Could you show all lines in the entries below that contain the string "title"?

***** EXERCISE DATA

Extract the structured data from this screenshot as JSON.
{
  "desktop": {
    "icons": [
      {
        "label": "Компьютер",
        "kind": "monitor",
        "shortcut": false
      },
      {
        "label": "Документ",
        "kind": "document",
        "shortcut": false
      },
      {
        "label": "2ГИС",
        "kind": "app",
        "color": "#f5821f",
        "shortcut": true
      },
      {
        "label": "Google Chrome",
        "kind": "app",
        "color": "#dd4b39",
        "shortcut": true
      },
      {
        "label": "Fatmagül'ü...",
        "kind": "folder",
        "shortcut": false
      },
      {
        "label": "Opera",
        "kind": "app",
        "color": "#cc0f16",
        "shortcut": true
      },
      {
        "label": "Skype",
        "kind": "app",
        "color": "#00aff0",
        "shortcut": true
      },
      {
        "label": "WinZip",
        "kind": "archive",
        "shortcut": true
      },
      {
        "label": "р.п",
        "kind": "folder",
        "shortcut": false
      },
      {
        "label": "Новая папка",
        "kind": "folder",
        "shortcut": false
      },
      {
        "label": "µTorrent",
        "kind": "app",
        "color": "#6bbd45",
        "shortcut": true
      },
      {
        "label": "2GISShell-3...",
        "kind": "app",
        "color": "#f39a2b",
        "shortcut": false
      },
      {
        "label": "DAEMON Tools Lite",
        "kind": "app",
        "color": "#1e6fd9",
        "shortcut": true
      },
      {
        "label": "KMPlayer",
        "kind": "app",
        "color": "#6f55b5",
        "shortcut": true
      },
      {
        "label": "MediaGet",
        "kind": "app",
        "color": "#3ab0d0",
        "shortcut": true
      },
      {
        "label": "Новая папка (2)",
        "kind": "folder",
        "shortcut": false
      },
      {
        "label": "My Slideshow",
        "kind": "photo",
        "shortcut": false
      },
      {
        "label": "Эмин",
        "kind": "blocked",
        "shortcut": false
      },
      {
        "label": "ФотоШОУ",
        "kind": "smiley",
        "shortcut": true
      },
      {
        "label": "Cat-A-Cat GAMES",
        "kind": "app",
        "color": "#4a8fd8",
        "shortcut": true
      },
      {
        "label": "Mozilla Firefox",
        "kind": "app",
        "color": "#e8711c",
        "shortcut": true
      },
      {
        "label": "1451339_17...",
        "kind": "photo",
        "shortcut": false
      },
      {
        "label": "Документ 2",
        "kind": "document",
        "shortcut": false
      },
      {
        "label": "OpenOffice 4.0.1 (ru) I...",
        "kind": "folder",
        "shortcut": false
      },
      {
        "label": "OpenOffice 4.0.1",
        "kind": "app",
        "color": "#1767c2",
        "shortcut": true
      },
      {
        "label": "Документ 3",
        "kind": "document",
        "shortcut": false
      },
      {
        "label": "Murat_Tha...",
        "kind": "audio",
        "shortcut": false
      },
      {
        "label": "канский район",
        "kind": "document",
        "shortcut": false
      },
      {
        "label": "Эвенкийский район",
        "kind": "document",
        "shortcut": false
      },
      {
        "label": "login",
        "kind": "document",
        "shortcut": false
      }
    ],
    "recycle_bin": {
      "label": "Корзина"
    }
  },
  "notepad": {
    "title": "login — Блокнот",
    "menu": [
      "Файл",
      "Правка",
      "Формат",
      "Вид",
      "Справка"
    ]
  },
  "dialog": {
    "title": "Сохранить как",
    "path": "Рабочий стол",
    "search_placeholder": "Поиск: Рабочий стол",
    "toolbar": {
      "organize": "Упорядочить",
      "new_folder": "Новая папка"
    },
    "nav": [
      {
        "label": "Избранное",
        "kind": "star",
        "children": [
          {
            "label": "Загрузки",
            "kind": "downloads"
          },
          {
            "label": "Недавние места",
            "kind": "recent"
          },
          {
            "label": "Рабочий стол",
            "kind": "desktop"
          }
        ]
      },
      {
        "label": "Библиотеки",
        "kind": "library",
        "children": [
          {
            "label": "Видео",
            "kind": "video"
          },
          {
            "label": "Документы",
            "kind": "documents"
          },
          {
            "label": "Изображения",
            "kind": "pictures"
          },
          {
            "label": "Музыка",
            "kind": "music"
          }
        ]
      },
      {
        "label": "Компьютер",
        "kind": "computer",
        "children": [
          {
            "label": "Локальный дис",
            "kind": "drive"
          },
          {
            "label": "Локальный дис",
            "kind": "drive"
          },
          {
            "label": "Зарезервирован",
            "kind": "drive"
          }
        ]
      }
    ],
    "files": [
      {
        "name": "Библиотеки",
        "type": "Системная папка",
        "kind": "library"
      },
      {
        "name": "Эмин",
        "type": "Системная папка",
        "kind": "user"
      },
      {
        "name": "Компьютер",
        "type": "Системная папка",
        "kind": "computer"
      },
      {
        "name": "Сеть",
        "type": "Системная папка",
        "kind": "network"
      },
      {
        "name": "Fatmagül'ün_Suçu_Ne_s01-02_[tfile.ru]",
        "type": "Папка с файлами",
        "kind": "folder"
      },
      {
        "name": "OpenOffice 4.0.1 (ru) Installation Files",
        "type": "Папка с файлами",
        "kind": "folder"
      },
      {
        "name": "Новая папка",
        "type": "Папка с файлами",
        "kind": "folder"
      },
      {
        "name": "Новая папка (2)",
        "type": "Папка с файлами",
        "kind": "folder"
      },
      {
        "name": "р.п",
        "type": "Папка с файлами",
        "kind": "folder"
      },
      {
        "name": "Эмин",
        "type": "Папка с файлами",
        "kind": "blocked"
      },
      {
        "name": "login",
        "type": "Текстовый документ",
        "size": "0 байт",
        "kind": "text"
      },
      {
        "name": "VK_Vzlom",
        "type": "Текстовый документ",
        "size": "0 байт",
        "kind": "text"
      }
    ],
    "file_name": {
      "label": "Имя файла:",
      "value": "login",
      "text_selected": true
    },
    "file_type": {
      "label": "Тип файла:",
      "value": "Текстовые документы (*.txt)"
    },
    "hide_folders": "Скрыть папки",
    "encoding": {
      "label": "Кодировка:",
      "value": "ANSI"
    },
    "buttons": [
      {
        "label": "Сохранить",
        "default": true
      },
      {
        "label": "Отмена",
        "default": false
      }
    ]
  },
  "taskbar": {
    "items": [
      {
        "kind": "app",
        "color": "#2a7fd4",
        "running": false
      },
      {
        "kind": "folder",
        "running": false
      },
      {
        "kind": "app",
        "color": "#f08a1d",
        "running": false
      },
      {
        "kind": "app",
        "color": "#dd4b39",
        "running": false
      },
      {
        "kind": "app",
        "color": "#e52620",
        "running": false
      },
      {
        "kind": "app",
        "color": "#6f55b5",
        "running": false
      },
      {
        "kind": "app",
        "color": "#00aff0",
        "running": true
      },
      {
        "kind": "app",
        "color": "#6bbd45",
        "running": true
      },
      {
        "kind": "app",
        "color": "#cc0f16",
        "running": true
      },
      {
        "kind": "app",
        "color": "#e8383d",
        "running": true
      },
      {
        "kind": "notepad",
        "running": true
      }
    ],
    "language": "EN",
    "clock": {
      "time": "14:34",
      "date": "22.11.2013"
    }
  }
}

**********

[TASK SOLUTION]
    "title": "login — Блокнот",
    "title": "Сохранить как",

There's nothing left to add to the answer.